Then, back in Indiana, they boldly robbed another train on May 22, 1868 by stealing the engine, the tender and an express car (New York Times front page July 25, 1868). The robbery ended up killing one guard but netting the gang $96,000 and national fame.

On July 9, 1868, they tried to rob another train but were ambushed by 10 Pinkerton detectives. Even so, all but one gang member escaped. The one who was caught traded information about the gang in exchange for a more lenient sentence.

While his information led to the capture of two more gang members, it turns out that all three of the captured gang members were abducted by masked vigilantes and hung.

Then three more gang members were caught and hung by vigilantes. Same town. Same tree.
John Reno (Web Archive)

And so it went: The gang was caught piecemeal and jailed with each jailing accompanied by an attempt at vigilante justice. 

At some point prior in 1868, John Reno was caught for the Gallatin robbery (again, by Pinkertons), and sentenced to jail for 25 years of hard labor (New York Times front page July 25, 1868). Although he was released after serving 11 years, his life of crime was not over. Counterfeiting would be next on his agenda.

Men in masks
Meanwhile, in the wee hours of the morning of December 12, 1868 at New Albany, Indiana, a mob of 65 masked vigilantes broke into jail and beat up lawmen in order to get to the jailed members of the Reno Gang.
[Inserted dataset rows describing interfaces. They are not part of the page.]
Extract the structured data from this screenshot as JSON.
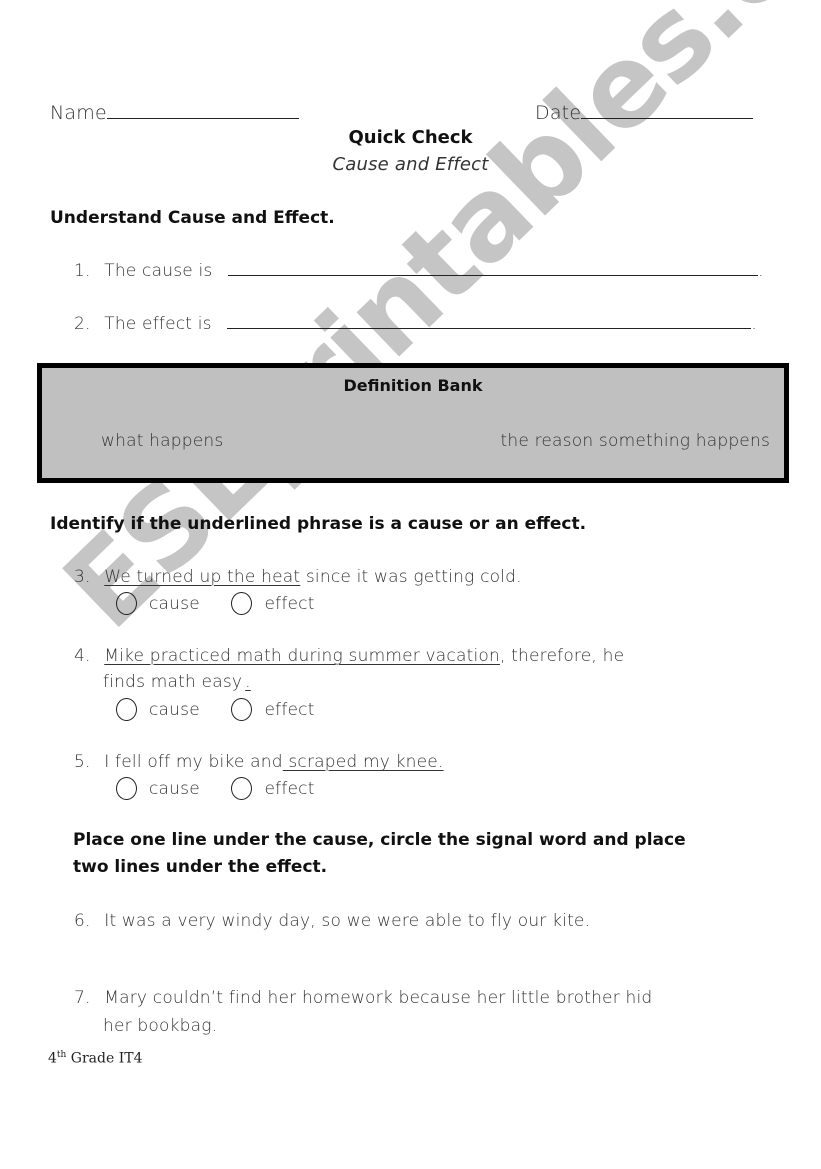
{
  "header": {
    "name_label": "Name",
    "date_label": "Date",
    "title": "Quick Check",
    "subtitle": "Cause and Effect"
  },
  "section1": {
    "heading": "Understand Cause and Effect.",
    "items": [
      {
        "number": "1.",
        "prompt": "The cause is",
        "end": "."
      },
      {
        "number": "2.",
        "prompt": "The effect is",
        "end": "."
      }
    ]
  },
  "definition_bank": {
    "title": "Definition Bank",
    "terms": [
      "what happens",
      "the reason something happens"
    ]
  },
  "section2": {
    "heading": "Identify if the underlined phrase is a cause or an effect.",
    "options": [
      "cause",
      "effect"
    ],
    "items": [
      {
        "number": "3.",
        "underlined": "We turned up the heat",
        "rest": " since it was getting cold."
      },
      {
        "number": "4.",
        "underlined": "Mike practiced math during summer vacation",
        "rest": ", therefore, he",
        "line2": "finds math easy",
        "line2_end": "."
      },
      {
        "number": "5.",
        "plain": "I fell off my bike and",
        "underlined": " scraped my knee."
      }
    ]
  },
  "section3": {
    "heading_line1": "Place one line under the cause, circle the signal word and place",
    "heading_line2": "two lines under the effect.",
    "items": [
      {
        "number": "6.",
        "text": "It was a very windy day, so we were able to fly our kite."
      },
      {
        "number": "7.",
        "text": "Mary couldn’t find her homework because her little brother hid",
        "line2": "her bookbag."
      }
    ]
  },
  "footer": {
    "grade_number": "4",
    "grade_suffix": "th",
    "label": " Grade IT4"
  },
  "watermark": "ESLprintables.com"
}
Frank Reno was the first to be hung, then his brothers, William and Simeon. Frank Reno was 31 years old. William Reno was 20, and Simeon Reno was 25.

At 4:30 that morning, the last gang member to be hung was Charlie Anderson.

No one ever was identified or prosecuted for the hangings, nor has the gang's stolen fortune ever been found (

Where Elvis comes into the story
The movie Love Me Tender (1956) is based very, very, very loosely (less than that) on the Reno Gang. Elvis Presley plays Honest Clint. Beyond the Reno name, there is little that links this story to the real history. But! It is Elvis Presley's film debut and he does sing Love Me Tender so it is not a total disappointment. (An adviser on the film is Col. Tom Parker, best known for facilitating Elvis' drug habit and general downward spiral.)

In this film version of the Reno train robbery, the brothers have gone off to war as Confederate soldiers, not as Union bounty jumpers. The war is over. The brothers return home. They believe, however, that the eldest brother (named Vance in the movie) died a war hero. Imagine everyone's surprise when Vance returns home to find his baby brother married to Vance's true love. It's a bit like Shane meets Peyton Place on a Star Trek hollow deck: very sad, very melodramatic, and a total fantasy.

Much, much, much better than the movie is this clip of Elvis singing Love Me Tender: 


The Hollywood version of the train robbery:

Other movies and documentaries about the Reno Gang include:
Rage at Dawn (1956, starring Forrest Tucker as Frank Reno)
Gunfighters of the Old Westi (1992, documentary)

Let if fly!